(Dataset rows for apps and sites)

=== Section Start ===

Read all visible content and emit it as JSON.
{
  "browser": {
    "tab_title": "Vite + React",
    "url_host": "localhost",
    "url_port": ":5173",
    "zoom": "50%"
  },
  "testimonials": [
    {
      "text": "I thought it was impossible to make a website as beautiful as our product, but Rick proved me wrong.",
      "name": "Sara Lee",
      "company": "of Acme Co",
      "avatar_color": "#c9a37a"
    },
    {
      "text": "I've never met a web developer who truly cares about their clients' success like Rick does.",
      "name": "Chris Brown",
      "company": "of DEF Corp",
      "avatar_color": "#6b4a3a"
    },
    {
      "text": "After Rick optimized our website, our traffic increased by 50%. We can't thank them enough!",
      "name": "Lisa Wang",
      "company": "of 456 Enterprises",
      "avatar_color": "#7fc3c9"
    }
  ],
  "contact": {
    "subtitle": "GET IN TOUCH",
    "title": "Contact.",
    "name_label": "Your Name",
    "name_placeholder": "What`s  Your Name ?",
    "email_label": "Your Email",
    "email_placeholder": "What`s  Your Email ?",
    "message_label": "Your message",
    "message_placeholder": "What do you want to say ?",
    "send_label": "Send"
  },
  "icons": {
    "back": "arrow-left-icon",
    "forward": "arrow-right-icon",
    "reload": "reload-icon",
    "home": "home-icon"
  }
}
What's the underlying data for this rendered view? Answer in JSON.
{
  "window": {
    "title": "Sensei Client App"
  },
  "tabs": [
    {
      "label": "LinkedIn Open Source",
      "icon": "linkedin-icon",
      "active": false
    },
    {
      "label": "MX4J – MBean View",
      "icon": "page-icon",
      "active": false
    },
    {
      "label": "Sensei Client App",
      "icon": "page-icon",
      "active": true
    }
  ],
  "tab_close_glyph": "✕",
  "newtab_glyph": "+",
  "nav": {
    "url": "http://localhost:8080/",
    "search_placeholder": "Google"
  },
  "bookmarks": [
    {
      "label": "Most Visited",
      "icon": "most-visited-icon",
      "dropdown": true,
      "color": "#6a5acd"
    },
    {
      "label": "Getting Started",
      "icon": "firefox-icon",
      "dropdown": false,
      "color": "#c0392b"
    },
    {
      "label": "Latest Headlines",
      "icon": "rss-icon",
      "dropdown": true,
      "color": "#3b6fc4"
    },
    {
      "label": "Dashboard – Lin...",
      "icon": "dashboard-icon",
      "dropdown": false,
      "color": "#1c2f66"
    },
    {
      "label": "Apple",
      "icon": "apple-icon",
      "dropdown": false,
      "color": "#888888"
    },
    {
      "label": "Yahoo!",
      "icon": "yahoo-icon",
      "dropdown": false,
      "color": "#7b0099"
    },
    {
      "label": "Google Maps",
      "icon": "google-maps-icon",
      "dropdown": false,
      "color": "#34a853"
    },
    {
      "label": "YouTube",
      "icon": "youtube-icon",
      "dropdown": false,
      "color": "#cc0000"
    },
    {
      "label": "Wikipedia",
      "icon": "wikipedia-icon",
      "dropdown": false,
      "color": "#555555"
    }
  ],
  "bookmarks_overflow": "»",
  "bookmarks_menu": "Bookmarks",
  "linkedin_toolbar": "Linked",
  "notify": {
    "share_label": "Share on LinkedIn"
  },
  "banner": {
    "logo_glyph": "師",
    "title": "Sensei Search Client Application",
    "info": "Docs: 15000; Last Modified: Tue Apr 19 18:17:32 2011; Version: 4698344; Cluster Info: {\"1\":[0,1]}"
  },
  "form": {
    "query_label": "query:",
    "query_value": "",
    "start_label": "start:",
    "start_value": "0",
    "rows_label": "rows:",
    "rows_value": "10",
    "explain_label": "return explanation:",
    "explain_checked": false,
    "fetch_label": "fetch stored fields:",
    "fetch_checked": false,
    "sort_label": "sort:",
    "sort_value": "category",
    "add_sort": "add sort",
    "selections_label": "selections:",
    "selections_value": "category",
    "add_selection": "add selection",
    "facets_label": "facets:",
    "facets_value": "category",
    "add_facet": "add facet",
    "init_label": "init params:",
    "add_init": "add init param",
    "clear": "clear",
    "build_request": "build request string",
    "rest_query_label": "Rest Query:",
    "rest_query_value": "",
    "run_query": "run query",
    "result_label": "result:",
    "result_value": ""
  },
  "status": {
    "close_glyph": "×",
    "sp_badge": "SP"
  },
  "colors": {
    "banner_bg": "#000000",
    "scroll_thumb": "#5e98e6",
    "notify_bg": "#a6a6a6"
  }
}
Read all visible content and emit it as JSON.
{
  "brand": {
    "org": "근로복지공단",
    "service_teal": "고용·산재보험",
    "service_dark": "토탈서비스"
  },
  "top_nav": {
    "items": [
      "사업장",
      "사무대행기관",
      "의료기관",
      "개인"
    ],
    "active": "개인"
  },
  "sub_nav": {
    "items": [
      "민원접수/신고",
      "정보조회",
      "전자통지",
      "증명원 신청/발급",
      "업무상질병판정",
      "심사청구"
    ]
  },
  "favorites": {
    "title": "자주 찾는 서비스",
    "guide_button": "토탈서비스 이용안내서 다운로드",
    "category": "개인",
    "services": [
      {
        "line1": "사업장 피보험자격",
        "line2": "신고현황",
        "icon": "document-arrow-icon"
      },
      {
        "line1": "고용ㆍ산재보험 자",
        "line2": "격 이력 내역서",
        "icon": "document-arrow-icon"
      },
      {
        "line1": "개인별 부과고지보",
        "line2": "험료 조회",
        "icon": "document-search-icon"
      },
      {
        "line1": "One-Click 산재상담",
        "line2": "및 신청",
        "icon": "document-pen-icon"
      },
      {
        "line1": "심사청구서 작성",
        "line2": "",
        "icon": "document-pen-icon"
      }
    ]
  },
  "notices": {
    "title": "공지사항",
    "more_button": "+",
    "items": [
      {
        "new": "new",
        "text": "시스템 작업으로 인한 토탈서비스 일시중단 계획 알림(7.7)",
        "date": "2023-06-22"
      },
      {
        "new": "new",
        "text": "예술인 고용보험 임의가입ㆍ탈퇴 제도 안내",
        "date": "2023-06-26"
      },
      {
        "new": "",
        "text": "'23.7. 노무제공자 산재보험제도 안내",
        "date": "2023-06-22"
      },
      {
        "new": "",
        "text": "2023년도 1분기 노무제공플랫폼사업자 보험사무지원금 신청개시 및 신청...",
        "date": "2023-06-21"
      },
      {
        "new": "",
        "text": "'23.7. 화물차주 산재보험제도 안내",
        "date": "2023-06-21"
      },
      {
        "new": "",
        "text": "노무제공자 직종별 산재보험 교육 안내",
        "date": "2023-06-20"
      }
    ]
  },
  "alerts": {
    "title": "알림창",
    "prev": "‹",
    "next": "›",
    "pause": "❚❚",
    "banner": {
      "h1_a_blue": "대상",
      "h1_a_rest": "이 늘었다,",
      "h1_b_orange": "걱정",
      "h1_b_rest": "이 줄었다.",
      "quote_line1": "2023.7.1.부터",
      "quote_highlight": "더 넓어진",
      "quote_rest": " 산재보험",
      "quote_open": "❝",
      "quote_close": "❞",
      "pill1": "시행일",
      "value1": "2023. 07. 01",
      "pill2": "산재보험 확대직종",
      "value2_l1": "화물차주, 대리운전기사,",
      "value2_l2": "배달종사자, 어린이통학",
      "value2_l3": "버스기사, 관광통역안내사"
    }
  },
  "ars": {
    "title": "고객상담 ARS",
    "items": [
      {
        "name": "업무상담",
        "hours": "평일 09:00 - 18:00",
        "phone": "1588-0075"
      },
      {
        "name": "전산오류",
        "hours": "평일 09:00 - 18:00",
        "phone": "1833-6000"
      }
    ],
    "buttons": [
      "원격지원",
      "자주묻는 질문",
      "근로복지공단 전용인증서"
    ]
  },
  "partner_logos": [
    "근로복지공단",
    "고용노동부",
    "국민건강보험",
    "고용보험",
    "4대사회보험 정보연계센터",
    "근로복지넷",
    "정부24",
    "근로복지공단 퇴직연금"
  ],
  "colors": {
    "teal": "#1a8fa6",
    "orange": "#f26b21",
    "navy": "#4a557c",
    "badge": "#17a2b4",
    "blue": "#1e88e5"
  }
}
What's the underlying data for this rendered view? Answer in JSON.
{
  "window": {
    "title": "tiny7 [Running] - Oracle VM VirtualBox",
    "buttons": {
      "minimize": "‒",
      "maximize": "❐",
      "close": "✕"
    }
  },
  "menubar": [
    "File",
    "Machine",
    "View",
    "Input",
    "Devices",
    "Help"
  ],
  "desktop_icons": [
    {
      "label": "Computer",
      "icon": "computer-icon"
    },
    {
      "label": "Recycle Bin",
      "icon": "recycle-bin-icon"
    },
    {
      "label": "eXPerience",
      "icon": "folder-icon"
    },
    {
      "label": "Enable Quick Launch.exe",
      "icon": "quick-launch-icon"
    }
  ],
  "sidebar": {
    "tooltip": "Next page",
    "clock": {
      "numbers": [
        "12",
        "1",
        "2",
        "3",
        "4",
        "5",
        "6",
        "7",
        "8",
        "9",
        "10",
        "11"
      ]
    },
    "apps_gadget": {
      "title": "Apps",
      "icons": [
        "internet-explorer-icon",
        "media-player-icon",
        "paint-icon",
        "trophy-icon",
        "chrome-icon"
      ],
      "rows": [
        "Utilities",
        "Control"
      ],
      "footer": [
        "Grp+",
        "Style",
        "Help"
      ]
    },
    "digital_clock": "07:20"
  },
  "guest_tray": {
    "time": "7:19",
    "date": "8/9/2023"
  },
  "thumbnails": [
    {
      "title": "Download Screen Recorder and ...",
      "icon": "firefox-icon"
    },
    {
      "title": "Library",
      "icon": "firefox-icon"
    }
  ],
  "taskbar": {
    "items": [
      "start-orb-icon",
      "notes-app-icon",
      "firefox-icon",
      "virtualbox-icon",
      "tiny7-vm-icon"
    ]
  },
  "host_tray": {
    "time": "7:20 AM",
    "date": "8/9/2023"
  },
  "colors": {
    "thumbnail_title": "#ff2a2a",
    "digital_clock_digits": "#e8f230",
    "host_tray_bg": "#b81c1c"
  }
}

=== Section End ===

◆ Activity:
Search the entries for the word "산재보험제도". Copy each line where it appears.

◆ Your response:
        "text": "'23.7. 노무제공자 산재보험제도 안내",
        "text": "'23.7. 화물차주 산재보험제도 안내",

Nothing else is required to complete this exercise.